App and web page records:

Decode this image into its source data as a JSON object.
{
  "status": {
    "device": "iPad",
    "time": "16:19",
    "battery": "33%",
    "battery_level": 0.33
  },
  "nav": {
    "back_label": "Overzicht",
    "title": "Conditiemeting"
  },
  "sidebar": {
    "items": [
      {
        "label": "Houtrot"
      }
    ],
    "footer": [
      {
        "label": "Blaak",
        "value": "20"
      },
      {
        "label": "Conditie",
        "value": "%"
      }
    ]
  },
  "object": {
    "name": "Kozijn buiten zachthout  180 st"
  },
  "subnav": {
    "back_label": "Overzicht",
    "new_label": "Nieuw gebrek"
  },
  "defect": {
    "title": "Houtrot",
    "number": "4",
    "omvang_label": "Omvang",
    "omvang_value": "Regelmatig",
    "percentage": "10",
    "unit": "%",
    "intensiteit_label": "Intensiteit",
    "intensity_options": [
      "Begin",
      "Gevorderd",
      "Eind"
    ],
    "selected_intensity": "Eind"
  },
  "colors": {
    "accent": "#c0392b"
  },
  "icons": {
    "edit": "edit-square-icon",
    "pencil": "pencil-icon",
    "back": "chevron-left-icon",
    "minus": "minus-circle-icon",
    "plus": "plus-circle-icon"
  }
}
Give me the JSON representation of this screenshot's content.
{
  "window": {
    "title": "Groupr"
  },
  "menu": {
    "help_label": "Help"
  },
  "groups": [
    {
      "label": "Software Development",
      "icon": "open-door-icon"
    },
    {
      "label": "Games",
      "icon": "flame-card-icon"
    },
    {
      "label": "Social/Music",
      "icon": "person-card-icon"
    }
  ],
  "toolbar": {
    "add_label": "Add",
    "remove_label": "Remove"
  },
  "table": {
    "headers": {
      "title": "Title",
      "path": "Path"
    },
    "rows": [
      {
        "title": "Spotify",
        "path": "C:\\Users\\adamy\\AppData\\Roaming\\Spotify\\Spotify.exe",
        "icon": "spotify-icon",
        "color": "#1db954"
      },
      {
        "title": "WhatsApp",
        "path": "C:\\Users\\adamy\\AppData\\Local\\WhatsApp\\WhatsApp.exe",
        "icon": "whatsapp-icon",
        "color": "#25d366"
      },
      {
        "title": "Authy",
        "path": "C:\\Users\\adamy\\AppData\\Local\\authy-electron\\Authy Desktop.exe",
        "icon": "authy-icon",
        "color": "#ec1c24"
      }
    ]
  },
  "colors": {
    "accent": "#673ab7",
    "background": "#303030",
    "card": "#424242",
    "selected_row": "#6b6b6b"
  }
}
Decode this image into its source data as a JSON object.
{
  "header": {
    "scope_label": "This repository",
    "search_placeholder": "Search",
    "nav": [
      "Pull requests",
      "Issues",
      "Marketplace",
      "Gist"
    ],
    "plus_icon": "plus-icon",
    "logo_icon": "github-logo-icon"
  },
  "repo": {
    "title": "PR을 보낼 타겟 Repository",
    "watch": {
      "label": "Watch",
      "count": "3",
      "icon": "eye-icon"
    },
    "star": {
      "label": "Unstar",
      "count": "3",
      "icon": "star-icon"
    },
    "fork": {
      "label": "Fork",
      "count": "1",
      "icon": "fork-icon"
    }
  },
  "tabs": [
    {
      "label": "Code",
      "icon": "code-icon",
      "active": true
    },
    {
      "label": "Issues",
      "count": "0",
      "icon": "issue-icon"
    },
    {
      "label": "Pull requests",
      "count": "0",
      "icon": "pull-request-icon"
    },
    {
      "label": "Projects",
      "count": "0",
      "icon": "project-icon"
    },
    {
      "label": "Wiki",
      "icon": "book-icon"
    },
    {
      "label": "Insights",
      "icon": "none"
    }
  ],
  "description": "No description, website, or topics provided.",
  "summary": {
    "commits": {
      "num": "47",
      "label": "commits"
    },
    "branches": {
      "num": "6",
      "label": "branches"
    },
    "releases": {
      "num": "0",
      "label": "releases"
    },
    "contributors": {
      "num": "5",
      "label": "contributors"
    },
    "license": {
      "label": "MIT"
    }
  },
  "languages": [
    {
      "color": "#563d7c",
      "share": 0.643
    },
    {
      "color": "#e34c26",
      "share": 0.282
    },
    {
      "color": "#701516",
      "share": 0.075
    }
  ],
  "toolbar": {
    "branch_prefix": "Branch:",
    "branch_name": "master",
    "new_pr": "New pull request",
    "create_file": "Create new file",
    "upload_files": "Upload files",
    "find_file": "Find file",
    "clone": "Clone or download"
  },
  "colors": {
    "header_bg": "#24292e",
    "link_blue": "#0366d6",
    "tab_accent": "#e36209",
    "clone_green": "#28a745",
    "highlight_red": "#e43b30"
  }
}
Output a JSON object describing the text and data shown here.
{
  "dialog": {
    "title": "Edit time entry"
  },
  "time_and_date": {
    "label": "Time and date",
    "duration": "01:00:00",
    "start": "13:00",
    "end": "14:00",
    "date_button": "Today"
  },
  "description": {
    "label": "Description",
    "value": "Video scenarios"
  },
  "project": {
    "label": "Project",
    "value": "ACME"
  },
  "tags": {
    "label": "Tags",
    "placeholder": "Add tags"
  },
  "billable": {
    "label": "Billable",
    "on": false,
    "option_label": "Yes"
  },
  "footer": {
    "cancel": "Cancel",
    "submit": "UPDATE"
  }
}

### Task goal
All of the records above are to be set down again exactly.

### Result of the task
Decode this image into its source data as a JSON object.
{
  "status": {
    "device": "iPad",
    "time": "16:19",
    "battery": "33%",
    "battery_level": 0.33
  },
  "nav": {
    "back_label": "Overzicht",
    "title": "Conditiemeting"
  },
  "sidebar": {
    "items": [
      {
        "label": "Houtrot"
      }
    ],
    "footer": [
      {
        "label": "Blaak",
        "value": "20"
      },
      {
        "label": "Conditie",
        "value": "%"
      }
    ]
  },
  "object": {
    "name": "Kozijn buiten zachthout  180 st"
  },
  "subnav": {
    "back_label": "Overzicht",
    "new_label": "Nieuw gebrek"
  },
  "defect": {
    "title": "Houtrot",
    "number": "4",
    "omvang_label": "Omvang",
    "omvang_value": "Regelmatig",
    "percentage": "10",
    "unit": "%",
    "intensiteit_label": "Intensiteit",
    "intensity_options": [
      "Begin",
      "Gevorderd",
      "Eind"
    ],
    "selected_intensity": "Eind"
  },
  "colors": {
    "accent": "#c0392b"
  },
  "icons": {
    "edit": "edit-square-icon",
    "pencil": "pencil-icon",
    "back": "chevron-left-icon",
    "minus": "minus-circle-icon",
    "plus": "plus-circle-icon"
  }
}
Give me the JSON representation of this screenshot's content.
{
  "window": {
    "title": "Groupr"
  },
  "menu": {
    "help_label": "Help"
  },
  "groups": [
    {
      "label": "Software Development",
      "icon": "open-door-icon"
    },
    {
      "label": "Games",
      "icon": "flame-card-icon"
    },
    {
      "label": "Social/Music",
      "icon": "person-card-icon"
    }
  ],
  "toolbar": {
    "add_label": "Add",
    "remove_label": "Remove"
  },
  "table": {
    "headers": {
      "title": "Title",
      "path": "Path"
    },
    "rows": [
      {
        "title": "Spotify",
        "path": "C:\\Users\\adamy\\AppData\\Roaming\\Spotify\\Spotify.exe",
        "icon": "spotify-icon",
        "color": "#1db954"
      },
      {
        "title": "WhatsApp",
        "path": "C:\\Users\\adamy\\AppData\\Local\\WhatsApp\\WhatsApp.exe",
        "icon": "whatsapp-icon",
        "color": "#25d366"
      },
      {
        "title": "Authy",
        "path": "C:\\Users\\adamy\\AppData\\Local\\authy-electron\\Authy Desktop.exe",
        "icon": "authy-icon",
        "color": "#ec1c24"
      }
    ]
  },
  "colors": {
    "accent": "#673ab7",
    "background": "#303030",
    "card": "#424242",
    "selected_row": "#6b6b6b"
  }
}
Decode this image into its source data as a JSON object.
{
  "header": {
    "scope_label": "This repository",
    "search_placeholder": "Search",
    "nav": [
      "Pull requests",
      "Issues",
      "Marketplace",
      "Gist"
    ],
    "plus_icon": "plus-icon",
    "logo_icon": "github-logo-icon"
  },
  "repo": {
    "title": "PR을 보낼 타겟 Repository",
    "watch": {
      "label": "Watch",
      "count": "3",
      "icon": "eye-icon"
    },
    "star": {
      "label": "Unstar",
      "count": "3",
      "icon": "star-icon"
    },
    "fork": {
      "label": "Fork",
      "count": "1",
      "icon": "fork-icon"
    }
  },
  "tabs": [
    {
      "label": "Code",
      "icon": "code-icon",
      "active": true
    },
    {
      "label": "Issues",
      "count": "0",
      "icon": "issue-icon"
    },
    {
      "label": "Pull requests",
      "count": "0",
      "icon": "pull-request-icon"
    },
    {
      "label": "Projects",
      "count": "0",
      "icon": "project-icon"
    },
    {
      "label": "Wiki",
      "icon": "book-icon"
    },
    {
      "label": "Insights",
      "icon": "none"
    }
  ],
  "description": "No description, website, or topics provided.",
  "summary": {
    "commits": {
      "num": "47",
      "label": "commits"
    },
    "branches": {
      "num": "6",
      "label": "branches"
    },
    "releases": {
      "num": "0",
      "label": "releases"
    },
    "contributors": {
      "num": "5",
      "label": "contributors"
    },
    "license": {
      "label": "MIT"
    }
  },
  "languages": [
    {
      "color": "#563d7c",
      "share": 0.643
    },
    {
      "color": "#e34c26",
      "share": 0.282
    },
    {
      "color": "#701516",
      "share": 0.075
    }
  ],
  "toolbar": {
    "branch_prefix": "Branch:",
    "branch_name": "master",
    "new_pr": "New pull request",
    "create_file": "Create new file",
    "upload_files": "Upload files",
    "find_file": "Find file",
    "clone": "Clone or download"
  },
  "colors": {
    "header_bg": "#24292e",
    "link_blue": "#0366d6",
    "tab_accent": "#e36209",
    "clone_green": "#28a745",
    "highlight_red": "#e43b30"
  }
}
Output a JSON object describing the text and data shown here.
{
  "dialog": {
    "title": "Edit time entry"
  },
  "time_and_date": {
    "label": "Time and date",
    "duration": "01:00:00",
    "start": "13:00",
    "end": "14:00",
    "date_button": "Today"
  },
  "description": {
    "label": "Description",
    "value": "Video scenarios"
  },
  "project": {
    "label": "Project",
    "value": "ACME"
  },
  "tags": {
    "label": "Tags",
    "placeholder": "Add tags"
  },
  "billable": {
    "label": "Billable",
    "on": false,
    "option_label": "Yes"
  },
  "footer": {
    "cancel": "Cancel",
    "submit": "UPDATE"
  }
}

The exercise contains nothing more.